You start out as a beer retailer who orders from the wholesaler who in turn orders from the breweries. In particular there is a brand of boutique beer that you aim to maintain at least 20 cases of beer of in stock. The demand for this beer is 4 cases per week. You obviously try to keep costs as low as possible and the opportunity cost of being out of stock is twice the price of a normal order. Your order from the wholesaler takes 2 weeks to arrive and thus you keep your orders consistent at 4 cases every week. In the 4th week you suddenly see that 8 cases are sold as opposed to the fairly consistent 4. Happy at the sell, you don’t question the reason but instead, order 8 cases instead of 4 to be delivered in 2 weeks’ time. In the 5th week, another 8 cases get sold.

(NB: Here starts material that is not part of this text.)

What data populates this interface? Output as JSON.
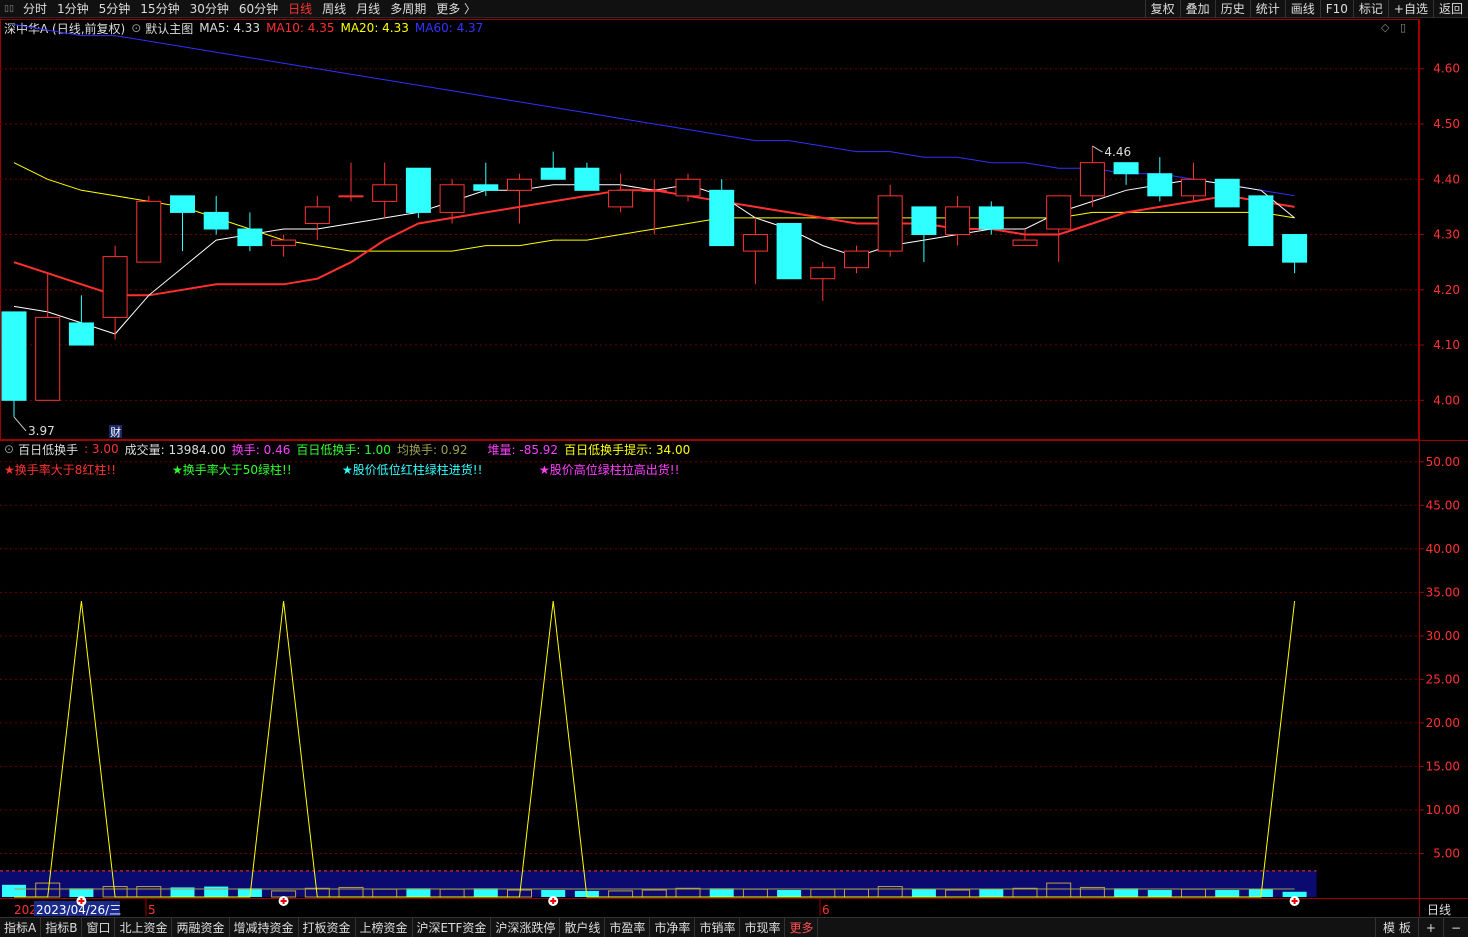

Curious at the sudden increase, a quick investigation reveals that the brand was popularized by a well known band who used it in one of their music videos. It satisfies your interest. Suddenly you are much more alert to the fact that your stock now only has 12 cases left. Not panicking yet, you simply order an additional 4 cases to the 8 you have on order. In week 6, you are told that order from 2 weeks prior isn’t ready yet. Mildly irritated by the wholesaler’s lack of beer, you order another 4 cases. By the 7th week, the first additional order shows up. From demand, your stock has now dropped to 4 cases. By week 12 you have back orders amounting to approximately 20 cases of beer with not a sign of delivery or easing of the pain. In the frantic timing, you forget your orders are still consistent at 16 cases per week. You try to engage in a phone conversation with the wholesaler to see what is wrong. It seems they too are struggling to keep up as the brewery itself is falling way behind on orders. By week 20, your back order costs amount to 5 times the amount of usual ordering and a pile of beer arrives on your doorstep. You hardly have room for this and confront the delivery guy. He promptly points you to your orders, which make perfect sense. Just the very same day the beer rep from the brewery pops in to see how you are. With this heavy issue on the mind and heart, you inform him of the massive backlog and over supply. His face turns slightly pale at the sound as both of you quickly realize that the increasing back orders created a false demand to the brewery to brew more. Upon investigation you learn that the demand has remained steady at 8 cases per week from week 4 to 20 which essentially leaves you with very little hope of selling this anytime soon.
The ‘bullwhip’ effect has claimed another victim: you. You overacted to imperfect information and delays in the supply chain. In turn, the wholesaler overacted as did the brewery because of the increasing and consistent orders. Not only are you left with a huge pile of beer to sell but the brewery rep has to inform his MD and production team that the massive order to produce is non-existent.
Your first instinct is to blame the communication channels and the people involved. You realize that better communication and investigation would have solved more. Next in line for a beating is the ‘system’. However, pondering long and hard enough in an active effort on your way home a few nights, you realize that you make up part of the system and although you don’t have full control, you do have an influence. The system it seems, is also not to blame. Who is to blame then?
Systems thinking as a formal field of study dates back to 1930 and has its roots in Ludwig von Bertalannfy, an Austrian born biologist. It is now widely used in practically all strategic learning programmes. In starting to understand the theory behind it, initial logic brings home the first principal: you have to remove yourself and think about the bigger picture. This many times implies that no action is taken yet, no reactionary measures are put in place and no irrational bias is considered. It is a very deliberate action to think about the parts in the system as well as the interaction of those parts.
The question for us really is, if we are all functioning within a system, how much of our ‘remedies’ at work is purely false? As it has its foundation in not trying to understand the system but merely reacting as things go wrong along the way. How many reports do we file a month that has at its core a case load of superfluous data because our systems comprise of actions and reactions?
We could do well to try and understand the bigger picture before we plan and implement. If the system allows it.